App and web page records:
+++++

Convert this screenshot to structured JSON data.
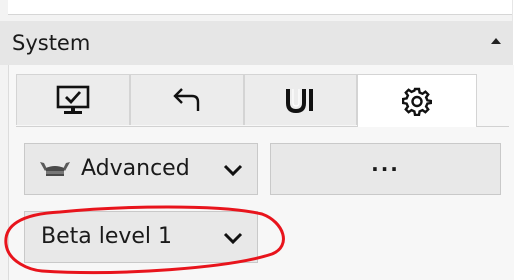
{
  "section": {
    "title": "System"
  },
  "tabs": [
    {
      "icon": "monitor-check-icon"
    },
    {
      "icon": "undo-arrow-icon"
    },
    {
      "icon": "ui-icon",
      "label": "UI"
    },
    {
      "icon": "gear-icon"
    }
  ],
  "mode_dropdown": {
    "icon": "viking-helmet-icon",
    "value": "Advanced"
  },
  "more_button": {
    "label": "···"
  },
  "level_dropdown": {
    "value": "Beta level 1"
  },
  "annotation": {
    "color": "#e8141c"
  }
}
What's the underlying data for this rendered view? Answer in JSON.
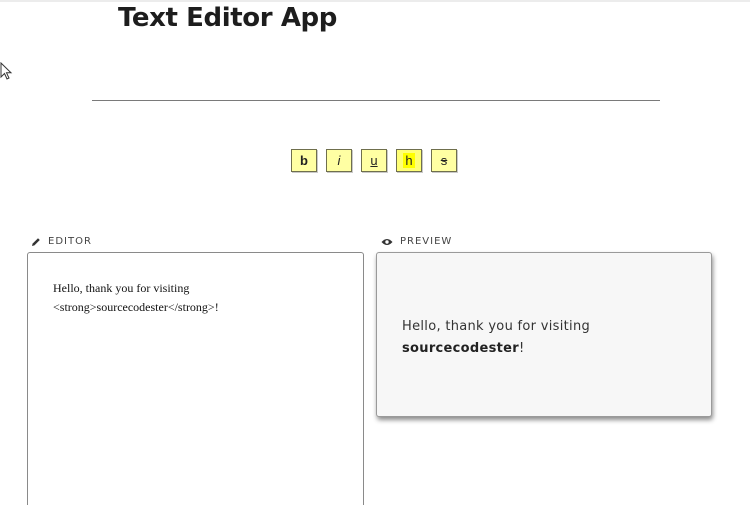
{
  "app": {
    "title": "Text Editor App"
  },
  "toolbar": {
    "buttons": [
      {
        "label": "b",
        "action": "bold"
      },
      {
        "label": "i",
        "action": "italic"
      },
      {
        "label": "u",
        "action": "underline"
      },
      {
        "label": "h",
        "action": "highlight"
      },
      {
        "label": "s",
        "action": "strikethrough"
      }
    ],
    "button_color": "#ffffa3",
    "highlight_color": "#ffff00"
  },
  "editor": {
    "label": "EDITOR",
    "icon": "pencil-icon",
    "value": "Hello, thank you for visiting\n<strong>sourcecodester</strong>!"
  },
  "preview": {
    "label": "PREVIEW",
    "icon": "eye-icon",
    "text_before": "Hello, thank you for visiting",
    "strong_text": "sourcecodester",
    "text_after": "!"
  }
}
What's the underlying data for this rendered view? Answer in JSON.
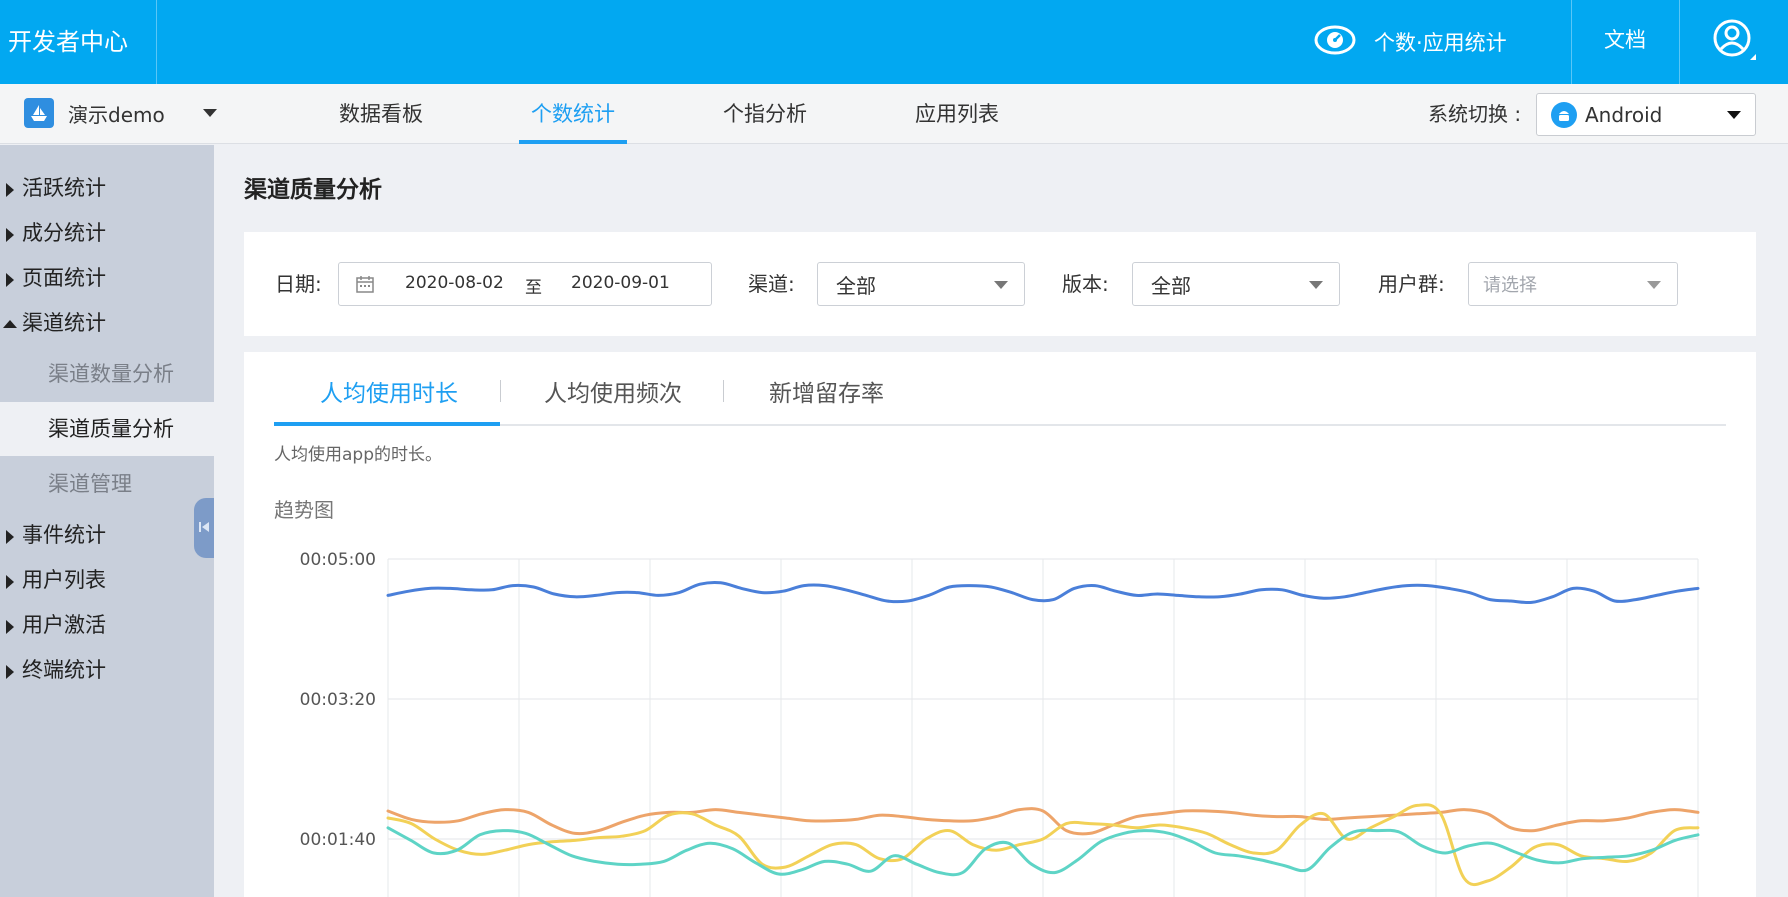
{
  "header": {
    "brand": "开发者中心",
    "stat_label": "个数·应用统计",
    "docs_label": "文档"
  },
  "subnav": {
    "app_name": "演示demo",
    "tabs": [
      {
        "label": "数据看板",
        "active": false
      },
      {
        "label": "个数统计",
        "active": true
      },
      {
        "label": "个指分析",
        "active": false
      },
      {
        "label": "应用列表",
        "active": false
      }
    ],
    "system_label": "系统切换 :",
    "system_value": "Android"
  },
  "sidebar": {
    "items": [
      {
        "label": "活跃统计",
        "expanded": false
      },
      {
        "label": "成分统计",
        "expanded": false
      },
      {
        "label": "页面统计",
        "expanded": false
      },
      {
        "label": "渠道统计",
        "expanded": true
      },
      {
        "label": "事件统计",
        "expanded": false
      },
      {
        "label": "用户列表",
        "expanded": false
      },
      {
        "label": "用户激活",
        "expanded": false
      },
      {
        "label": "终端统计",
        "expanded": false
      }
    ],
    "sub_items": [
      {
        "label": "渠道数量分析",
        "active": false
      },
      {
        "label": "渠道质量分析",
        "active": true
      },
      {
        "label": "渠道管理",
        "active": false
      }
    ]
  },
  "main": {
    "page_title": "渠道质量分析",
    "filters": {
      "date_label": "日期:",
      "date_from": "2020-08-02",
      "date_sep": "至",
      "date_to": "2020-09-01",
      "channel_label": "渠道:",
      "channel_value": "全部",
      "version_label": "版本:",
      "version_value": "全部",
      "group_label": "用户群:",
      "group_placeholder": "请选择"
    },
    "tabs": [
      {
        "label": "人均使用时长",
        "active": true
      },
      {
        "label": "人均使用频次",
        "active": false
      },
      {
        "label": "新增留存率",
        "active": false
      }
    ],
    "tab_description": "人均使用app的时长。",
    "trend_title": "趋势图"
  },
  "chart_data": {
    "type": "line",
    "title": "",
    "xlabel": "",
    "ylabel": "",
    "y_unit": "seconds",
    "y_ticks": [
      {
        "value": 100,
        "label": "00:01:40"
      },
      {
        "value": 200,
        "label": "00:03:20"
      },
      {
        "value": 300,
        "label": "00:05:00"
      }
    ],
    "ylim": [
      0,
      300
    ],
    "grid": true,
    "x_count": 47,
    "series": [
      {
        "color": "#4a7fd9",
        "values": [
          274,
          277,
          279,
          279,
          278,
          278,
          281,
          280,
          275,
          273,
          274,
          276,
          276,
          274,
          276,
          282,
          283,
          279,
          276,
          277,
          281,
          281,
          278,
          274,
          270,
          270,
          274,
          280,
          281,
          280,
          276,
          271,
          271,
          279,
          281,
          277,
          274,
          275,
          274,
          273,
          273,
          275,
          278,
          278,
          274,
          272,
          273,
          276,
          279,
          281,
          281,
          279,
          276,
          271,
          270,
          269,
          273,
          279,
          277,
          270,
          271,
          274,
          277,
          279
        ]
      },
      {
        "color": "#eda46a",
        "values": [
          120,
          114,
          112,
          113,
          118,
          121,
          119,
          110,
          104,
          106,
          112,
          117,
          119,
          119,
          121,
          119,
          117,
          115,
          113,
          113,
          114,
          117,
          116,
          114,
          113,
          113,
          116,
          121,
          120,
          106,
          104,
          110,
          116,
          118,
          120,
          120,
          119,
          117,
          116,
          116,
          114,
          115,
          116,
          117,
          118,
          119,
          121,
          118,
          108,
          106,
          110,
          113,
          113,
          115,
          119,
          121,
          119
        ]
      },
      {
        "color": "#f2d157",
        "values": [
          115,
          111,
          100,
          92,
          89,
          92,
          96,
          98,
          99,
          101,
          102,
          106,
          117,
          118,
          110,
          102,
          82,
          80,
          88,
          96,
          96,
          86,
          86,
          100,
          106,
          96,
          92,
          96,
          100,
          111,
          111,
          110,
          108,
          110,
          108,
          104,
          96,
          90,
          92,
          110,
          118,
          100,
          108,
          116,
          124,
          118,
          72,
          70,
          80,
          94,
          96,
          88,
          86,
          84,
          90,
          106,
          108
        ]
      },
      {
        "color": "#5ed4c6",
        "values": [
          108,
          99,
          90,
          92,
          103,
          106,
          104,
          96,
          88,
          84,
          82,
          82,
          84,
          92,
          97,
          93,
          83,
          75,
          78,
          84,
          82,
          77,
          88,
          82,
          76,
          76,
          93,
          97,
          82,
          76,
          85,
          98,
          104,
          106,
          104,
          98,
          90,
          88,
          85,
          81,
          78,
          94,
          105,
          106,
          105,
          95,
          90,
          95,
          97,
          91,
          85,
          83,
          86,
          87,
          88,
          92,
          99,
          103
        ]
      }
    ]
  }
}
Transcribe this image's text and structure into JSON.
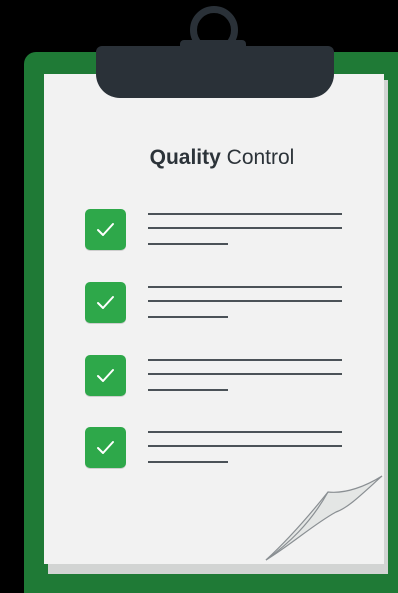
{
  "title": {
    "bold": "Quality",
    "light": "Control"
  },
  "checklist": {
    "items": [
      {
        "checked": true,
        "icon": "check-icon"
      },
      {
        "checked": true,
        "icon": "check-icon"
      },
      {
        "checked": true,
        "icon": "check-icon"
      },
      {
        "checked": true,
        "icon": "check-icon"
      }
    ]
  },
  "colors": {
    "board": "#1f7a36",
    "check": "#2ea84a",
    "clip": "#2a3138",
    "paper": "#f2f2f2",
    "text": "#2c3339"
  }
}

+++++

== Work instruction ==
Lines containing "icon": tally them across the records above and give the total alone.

== Response for this exercise ==
11